[Collected data entries]
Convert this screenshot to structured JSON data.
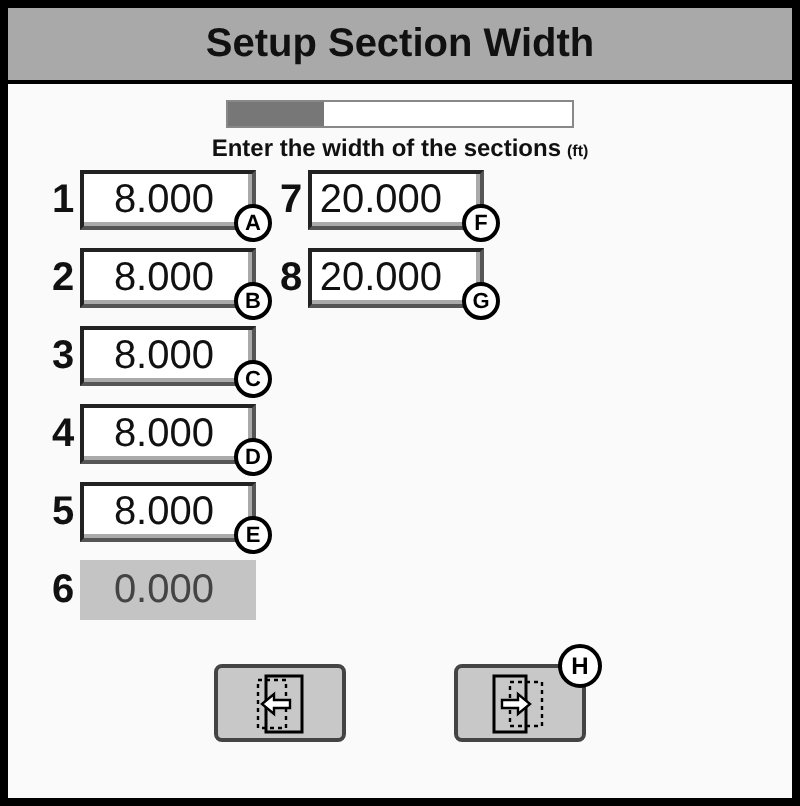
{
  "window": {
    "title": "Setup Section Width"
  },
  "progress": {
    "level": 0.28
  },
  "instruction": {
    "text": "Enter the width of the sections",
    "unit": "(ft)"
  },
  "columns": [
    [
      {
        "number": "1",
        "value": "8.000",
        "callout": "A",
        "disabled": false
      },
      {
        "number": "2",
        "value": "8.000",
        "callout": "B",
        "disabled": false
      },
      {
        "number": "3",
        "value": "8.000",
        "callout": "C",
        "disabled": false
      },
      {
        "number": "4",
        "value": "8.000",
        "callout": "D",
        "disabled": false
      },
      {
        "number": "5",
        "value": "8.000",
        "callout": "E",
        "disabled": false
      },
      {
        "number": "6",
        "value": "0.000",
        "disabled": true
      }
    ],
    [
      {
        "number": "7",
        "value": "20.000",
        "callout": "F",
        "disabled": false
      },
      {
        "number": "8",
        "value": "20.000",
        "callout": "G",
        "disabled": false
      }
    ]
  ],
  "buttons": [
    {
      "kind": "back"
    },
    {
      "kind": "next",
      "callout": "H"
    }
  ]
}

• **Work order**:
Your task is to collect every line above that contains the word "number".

• **Answer to this exercise**:
        "number": "1",
        "number": "2",
        "number": "3",
        "number": "4",
        "number": "5",
        "number": "6",
        "number": "7",
        "number": "8",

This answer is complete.